■ **THE PROBLEM**
Filter the lines below, copying only those with the string "Load".

▼▼▼

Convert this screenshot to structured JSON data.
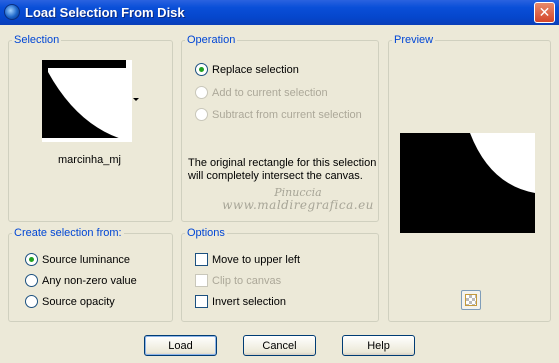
{
  "window": {
    "title": "Load Selection From Disk",
    "close_glyph": "✕",
    "icon": "app-globe-icon"
  },
  "selection_group": {
    "label": "Selection",
    "thumbnail_name": "marcinha_mj"
  },
  "operation_group": {
    "label": "Operation",
    "options": [
      {
        "label": "Replace selection",
        "checked": true,
        "enabled": true
      },
      {
        "label": "Add to current selection",
        "checked": false,
        "enabled": false
      },
      {
        "label": "Subtract from current selection",
        "checked": false,
        "enabled": false
      }
    ],
    "info": "The original rectangle for this selection will completely intersect the canvas."
  },
  "watermark": {
    "line1": "Pinuccia",
    "line2": "www.maldiregrafica.eu"
  },
  "preview_group": {
    "label": "Preview",
    "transparency_icon": "checkerboard-icon"
  },
  "create_group": {
    "label": "Create selection from:",
    "options": [
      {
        "label": "Source luminance",
        "checked": true
      },
      {
        "label": "Any non-zero value",
        "checked": false
      },
      {
        "label": "Source opacity",
        "checked": false
      }
    ]
  },
  "options_group": {
    "label": "Options",
    "items": [
      {
        "label": "Move to upper left",
        "checked": false,
        "enabled": true
      },
      {
        "label": "Clip to canvas",
        "checked": false,
        "enabled": false
      },
      {
        "label": "Invert selection",
        "checked": false,
        "enabled": true
      }
    ]
  },
  "buttons": {
    "load": "Load",
    "cancel": "Cancel",
    "help": "Help"
  },
  "colors": {
    "title_bar": "#0a4fd8",
    "dialog_bg": "#ece9d8",
    "group_label": "#0046d5",
    "radio_dot": "#21a121",
    "disabled_text": "#aca899"
  }
}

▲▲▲

■ **WRITTEN ANSWER**
    "title": "Load Selection From Disk",
    "load": "Load",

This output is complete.